self validating form php-55

Ardent will use the confirmation fields to validate form input, then prudently discard these attributes before saving the model instance to database!To enable this feature, simply set the in your model class, but don't want to store the plain-text version in the database.

For example, user registration or blog post submission is a common coding requirement that you might want to implement in one application and reuse again in other applications.Let Ardent take care of the boring stuff, while you get on with the fun stuffs!It follows the same mass assignment rules internally, depending on the fields) - so that the extra data is never saved to database.They can be used to do additional clean-up work before deleting an entry, doing automatic fixes after validation occurs or updating related models after an update happens.All Have you ever written an Eloquent model with a bunch of relations, just to notice how cluttered your class is, with all those one-liners that have almost the same content as the method name itself? Believe it or not, the code above performs essentially the same task as its older, albeit rather verbose sibling.The following example shows how the validation rules for the Most validators have default error messages that will be added to the model being validated when its attributes fail the validation.

For example, the required validator will add a message "Username cannot be blank." to a model when the Some validators may support additional error messages to more precisely describe different causes of validation failures.

If you're want to use Ardent as a standalone ORM package you're invited to do so by using the following configuration in your project's boot/startup file (changing the properties according to your database, obviously): Implementing this yourself often results in a lot of repeated boilerplate code.

As an added bonus, you controllers (or route handlers) get prematurely fat, and your code becomes messy, ugly and difficult to understand.

The pragmatic thing to do would be to store the hash of the original content. According to the Laravel Documentation, when you update (and therefore validate) a field with a unique rule, you have to pass in the unique ID of the record you are updating.

Worry not, Ardent is fully capable of transmogrifying any number of secure fields automatically for you! Without passing this ID, validation will fail because Laravel's Validator will think this record is a duplicate.

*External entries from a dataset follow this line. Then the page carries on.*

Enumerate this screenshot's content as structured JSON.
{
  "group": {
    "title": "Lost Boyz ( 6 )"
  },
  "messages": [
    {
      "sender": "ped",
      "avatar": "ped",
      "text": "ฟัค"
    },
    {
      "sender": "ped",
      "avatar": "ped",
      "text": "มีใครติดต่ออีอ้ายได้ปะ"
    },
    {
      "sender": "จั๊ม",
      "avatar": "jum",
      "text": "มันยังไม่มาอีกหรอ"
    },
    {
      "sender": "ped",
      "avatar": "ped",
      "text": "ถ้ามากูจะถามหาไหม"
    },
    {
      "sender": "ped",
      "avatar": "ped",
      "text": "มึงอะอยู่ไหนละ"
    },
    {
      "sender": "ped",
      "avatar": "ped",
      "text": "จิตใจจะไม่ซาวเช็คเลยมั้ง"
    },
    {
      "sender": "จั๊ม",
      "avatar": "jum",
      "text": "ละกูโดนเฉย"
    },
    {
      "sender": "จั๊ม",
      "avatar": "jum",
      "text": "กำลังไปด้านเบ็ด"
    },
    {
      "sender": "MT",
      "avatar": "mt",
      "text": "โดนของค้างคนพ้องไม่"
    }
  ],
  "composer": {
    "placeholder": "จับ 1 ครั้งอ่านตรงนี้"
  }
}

When yii\base\Model::validate() is called, it will call two methods that you may override to customize the validation process: To validate attributes only when certain conditions apply, e.g.